Marwan Rahme: how the pandemic has impacted Kanebridge

Managing director says COVID-19 has been another slap in the face for commercial residential property development

Marwan Rahme: how the pandemic has impacted Kanebridge

Despite commercial residential property development suffering yet another blow, Kanebridge Finance is still going strong thanks to its diverse offering.
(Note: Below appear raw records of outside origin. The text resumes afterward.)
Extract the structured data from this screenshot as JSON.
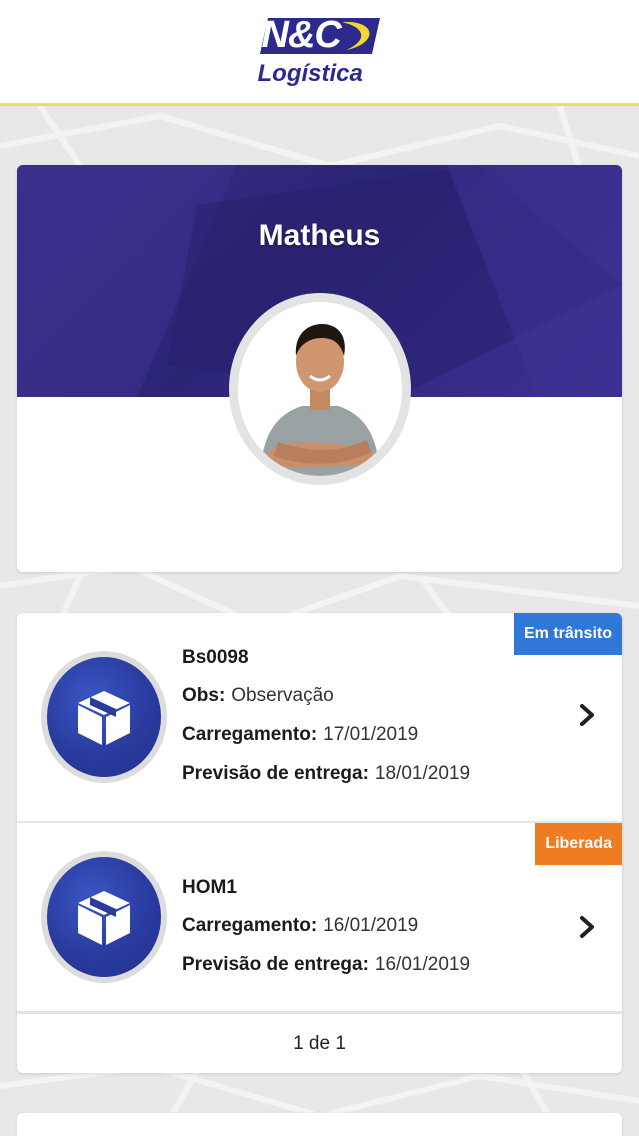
{
  "header": {
    "logo_brand": "N&C",
    "logo_sub": "Logística"
  },
  "profile": {
    "name": "Matheus"
  },
  "shipments": [
    {
      "code": "Bs0098",
      "status": "Em trânsito",
      "status_color": "#2f78d8",
      "obs_label": "Obs:",
      "obs_value": "Observação",
      "loading_label": "Carregamento:",
      "loading_value": "17/01/2019",
      "forecast_label": "Previsão de entrega:",
      "forecast_value": "18/01/2019",
      "icon": "package-icon"
    },
    {
      "code": "HOM1",
      "status": "Liberada",
      "status_color": "#f07c22",
      "loading_label": "Carregamento:",
      "loading_value": "16/01/2019",
      "forecast_label": "Previsão de entrega:",
      "forecast_value": "16/01/2019",
      "icon": "package-icon"
    }
  ],
  "pagination": {
    "label": "1 de 1"
  },
  "colors": {
    "brand": "#2d2a8e",
    "banner": "#2b2576",
    "header_accent": "#f2e04a"
  }
}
MPA spoke with managing director Marwan Rahme about the effects of COVID-19 on commercial development and why he believes the property coma is set to continue.

Two decades strong

Rahme first got into the commercial broking game 20 years ago after the birth of Kanebridge in 1999. Starting out as a construction economics company, it was mainly focused around quantitative surveying, project management and the construction side of property.

“What we realised was that one of the key speed bumps around activating projects or projects being successful was finance and funding.”

“So, we got into the financial arm as a value-added service early on in the year 2000, where we provided basic financial advice.”

This led to the creation of a brokerage; the company subsequently branching into home loans, car finance and commercial finance.

Three years of challenge

It has been a rocky road in the world of commercial residential property development recently says Rahme – the pandemic adding further insult to injury.

“COVID-19 is just another slap in the face compared to what’s happened in the last three years in general.”

From about 2017 the property market tap turned off in response to a range of issues.

“You had repercussions with the Hayne Commission, you had issues with the APRA regulations holding back funding and banks changing policies.”

“Then we got into 2020 with a positive outlook,” he says, before going from catastrophic bushfires to a pandemic.

“Just when we thought it couldn’t get any worse in the finance sector, we’ve had COVID kick in where everyone stopped buying, in a sense, or wanting to buy.”

“Most of our space is in the commercial sector, so it’s either purchasing brand new apartments and/or developing brand new apartments, or purchasing development sites to develop brand new apartments.”

“So, that basically came to a screeching halt three years in a row.”

But all has certainly not been lost for Kanebridge; the company focusing on a range of other offerings to keep it going strong.

Its residential home loan business has stayed stable and even seen an increase thanks to refinancing activity.

“Our commercial clients are looking at renegotiating their assets that they’re keeping long term and residual stock refinancing for developers that can’t sell their finished stock has been a big market for us as well in COVID.”

“So, whilst there’s been some negatives, there’s been a hell of a lot more positives as well.

The coma continues

It is a whole new ball game for residential property development now, says Rahme. A range of factors have led to an increase in negative sentiment when it comes to apartments, particularly buying them off-the-plan.

“The Opal tower situation, the building commission and people living in apartments during COVID has put that whole industry on hold.”

“Secondly, you’ve got issues in and around needing to get the presales to activate the project, as banks now, especially at the top four, they won’t lend any money for residential property unless you have debt coverage.”

He believes the expectation from banks to have 75-100% debt coverage prior to construction is no longer feasible and that developers are sitting idle, waiting for lenders to change these constraints.

With about 20,000 empty apartments completed in Sydney this year, and migration on hold for the next 18-24 months, he believes we will still be in a property coma for another two years.

“I think developers need to get a clear understanding that funding is not going to be the way it was ever again and they need to look outside the square, whether it be less presales, or smaller projects with a build to rent platform.”